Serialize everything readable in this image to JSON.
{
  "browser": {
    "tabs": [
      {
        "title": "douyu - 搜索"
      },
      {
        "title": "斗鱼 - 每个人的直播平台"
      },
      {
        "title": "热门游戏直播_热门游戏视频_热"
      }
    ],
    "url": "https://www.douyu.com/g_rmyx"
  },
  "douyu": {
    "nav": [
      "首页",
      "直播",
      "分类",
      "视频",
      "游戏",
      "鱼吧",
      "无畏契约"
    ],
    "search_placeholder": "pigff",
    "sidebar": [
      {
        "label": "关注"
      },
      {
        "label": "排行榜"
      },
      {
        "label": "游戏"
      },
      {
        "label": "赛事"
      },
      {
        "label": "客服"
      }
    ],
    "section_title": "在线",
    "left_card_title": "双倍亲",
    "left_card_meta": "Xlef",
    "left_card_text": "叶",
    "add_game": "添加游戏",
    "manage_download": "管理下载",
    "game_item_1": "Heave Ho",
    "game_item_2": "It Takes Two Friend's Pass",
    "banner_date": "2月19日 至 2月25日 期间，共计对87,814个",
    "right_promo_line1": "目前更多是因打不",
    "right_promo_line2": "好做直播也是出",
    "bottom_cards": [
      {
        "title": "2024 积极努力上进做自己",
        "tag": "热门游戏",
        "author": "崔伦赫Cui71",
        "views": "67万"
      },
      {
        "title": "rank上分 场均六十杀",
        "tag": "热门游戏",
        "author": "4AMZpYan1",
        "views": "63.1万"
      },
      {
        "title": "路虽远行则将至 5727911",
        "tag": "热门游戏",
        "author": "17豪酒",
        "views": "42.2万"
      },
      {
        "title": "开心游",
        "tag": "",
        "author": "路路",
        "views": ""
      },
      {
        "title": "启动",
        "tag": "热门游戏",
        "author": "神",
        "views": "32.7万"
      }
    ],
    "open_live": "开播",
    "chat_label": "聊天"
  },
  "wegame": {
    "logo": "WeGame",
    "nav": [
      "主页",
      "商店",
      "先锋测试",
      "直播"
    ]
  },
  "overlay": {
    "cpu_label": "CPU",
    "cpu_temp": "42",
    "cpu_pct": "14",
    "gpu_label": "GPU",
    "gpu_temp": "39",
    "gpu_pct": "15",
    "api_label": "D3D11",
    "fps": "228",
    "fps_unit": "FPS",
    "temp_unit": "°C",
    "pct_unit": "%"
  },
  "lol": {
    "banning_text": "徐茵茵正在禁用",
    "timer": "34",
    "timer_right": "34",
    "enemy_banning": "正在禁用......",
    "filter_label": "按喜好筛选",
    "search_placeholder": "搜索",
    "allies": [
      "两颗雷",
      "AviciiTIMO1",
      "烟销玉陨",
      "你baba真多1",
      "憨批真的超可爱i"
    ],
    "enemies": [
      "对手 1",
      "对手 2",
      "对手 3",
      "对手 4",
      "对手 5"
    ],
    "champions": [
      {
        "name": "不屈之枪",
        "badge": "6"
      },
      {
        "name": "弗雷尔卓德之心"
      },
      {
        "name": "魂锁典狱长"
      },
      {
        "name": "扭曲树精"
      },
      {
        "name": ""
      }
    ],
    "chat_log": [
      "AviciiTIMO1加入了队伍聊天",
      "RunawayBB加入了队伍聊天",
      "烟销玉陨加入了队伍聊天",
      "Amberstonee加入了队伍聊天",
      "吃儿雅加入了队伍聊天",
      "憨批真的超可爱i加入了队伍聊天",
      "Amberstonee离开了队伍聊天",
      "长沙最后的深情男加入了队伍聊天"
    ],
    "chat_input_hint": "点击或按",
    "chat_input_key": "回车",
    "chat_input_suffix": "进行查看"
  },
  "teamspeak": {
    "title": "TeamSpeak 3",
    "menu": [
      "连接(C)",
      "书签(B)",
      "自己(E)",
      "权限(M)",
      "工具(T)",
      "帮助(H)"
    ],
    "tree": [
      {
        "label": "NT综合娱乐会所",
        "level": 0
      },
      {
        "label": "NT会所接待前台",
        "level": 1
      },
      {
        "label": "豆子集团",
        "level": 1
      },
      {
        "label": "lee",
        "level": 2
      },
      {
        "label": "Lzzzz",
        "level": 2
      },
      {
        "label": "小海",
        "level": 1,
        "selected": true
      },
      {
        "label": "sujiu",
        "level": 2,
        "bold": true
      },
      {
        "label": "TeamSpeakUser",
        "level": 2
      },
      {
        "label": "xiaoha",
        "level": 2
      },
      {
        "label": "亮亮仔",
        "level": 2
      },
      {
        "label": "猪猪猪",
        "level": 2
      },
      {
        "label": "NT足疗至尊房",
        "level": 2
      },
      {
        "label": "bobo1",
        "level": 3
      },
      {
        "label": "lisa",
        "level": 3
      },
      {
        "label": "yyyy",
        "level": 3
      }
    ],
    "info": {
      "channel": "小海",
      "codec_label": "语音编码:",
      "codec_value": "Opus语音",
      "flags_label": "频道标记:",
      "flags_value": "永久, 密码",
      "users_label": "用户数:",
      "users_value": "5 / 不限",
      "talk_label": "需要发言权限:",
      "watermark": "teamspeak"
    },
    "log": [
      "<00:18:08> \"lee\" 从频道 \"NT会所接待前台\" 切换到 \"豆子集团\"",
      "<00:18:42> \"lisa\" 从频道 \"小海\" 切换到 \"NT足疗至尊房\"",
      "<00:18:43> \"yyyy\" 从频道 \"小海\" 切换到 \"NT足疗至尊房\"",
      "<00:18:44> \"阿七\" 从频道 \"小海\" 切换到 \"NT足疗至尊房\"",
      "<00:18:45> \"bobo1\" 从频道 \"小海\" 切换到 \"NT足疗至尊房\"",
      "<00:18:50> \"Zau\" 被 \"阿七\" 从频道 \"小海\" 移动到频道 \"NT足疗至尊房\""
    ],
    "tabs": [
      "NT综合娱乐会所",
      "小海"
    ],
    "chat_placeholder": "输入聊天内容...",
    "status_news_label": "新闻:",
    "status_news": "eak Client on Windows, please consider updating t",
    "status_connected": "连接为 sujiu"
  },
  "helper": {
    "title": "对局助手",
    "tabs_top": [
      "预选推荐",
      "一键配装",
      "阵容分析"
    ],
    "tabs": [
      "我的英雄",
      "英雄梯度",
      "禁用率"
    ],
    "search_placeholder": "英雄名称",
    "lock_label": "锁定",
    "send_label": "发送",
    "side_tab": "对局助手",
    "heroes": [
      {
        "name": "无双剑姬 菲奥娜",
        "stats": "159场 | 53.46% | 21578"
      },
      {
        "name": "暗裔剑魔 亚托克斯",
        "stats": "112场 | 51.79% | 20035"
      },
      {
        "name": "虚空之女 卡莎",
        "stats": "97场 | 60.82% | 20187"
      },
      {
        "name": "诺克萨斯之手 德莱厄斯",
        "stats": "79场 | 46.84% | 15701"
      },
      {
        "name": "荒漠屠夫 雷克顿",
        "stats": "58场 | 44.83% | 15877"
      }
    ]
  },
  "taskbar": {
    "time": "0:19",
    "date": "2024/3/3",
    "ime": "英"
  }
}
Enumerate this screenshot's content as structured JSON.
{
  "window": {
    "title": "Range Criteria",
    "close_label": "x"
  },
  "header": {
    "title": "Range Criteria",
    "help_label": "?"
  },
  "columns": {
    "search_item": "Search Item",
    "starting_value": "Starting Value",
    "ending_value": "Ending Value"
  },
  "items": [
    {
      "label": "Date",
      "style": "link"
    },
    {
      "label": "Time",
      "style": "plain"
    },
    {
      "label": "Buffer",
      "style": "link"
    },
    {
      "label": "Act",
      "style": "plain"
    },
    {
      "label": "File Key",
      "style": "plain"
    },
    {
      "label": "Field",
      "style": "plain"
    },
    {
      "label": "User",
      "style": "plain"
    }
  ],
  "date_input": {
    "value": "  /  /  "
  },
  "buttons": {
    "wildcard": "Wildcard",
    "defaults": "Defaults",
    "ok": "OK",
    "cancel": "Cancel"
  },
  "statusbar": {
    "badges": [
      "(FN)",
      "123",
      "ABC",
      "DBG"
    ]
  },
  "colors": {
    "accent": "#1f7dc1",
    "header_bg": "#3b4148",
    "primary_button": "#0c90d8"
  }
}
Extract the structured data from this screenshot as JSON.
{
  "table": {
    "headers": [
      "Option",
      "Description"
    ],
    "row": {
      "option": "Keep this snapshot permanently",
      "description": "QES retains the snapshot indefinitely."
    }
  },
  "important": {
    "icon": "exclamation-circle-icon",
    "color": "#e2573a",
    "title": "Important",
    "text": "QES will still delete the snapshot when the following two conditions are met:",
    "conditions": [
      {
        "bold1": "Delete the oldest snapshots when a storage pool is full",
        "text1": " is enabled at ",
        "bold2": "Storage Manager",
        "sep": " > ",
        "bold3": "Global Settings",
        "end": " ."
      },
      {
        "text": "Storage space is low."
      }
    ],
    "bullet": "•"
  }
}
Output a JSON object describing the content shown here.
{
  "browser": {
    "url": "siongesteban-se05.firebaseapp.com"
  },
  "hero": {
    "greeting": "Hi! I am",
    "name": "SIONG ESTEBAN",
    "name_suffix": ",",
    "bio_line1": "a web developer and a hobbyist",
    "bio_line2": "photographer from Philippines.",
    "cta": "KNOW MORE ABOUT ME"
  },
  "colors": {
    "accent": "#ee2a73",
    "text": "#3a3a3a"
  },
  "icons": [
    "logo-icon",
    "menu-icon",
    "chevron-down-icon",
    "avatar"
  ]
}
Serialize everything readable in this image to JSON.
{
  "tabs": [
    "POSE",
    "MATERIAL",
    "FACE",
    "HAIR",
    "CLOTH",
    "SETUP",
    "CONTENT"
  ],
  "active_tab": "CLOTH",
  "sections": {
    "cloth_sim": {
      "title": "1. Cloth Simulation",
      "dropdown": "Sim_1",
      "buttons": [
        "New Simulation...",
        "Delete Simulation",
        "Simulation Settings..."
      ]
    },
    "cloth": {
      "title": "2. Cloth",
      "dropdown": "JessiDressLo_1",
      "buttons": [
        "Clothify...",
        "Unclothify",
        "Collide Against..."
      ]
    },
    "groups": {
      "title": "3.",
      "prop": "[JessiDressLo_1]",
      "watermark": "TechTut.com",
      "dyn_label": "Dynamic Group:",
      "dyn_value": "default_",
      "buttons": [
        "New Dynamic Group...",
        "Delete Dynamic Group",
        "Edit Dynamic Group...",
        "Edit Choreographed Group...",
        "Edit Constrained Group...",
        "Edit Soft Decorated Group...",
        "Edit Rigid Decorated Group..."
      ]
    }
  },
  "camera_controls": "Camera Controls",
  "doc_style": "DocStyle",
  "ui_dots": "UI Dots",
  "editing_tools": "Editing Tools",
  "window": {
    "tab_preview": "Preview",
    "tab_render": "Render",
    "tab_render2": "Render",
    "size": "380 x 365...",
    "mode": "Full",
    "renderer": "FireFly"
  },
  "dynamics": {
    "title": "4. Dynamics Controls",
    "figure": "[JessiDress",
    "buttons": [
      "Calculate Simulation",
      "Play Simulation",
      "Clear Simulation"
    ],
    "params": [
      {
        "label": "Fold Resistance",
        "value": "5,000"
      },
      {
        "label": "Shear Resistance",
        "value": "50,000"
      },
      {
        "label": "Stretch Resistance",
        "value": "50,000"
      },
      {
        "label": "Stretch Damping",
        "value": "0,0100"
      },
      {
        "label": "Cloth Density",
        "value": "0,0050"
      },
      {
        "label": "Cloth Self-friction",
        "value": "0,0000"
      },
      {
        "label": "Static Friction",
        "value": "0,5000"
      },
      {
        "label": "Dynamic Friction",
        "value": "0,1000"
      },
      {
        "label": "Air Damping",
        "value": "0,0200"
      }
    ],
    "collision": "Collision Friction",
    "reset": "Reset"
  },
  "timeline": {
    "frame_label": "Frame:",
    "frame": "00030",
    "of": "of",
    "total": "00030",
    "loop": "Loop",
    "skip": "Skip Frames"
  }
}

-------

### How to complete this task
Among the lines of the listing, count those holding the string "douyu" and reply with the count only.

### Answer
3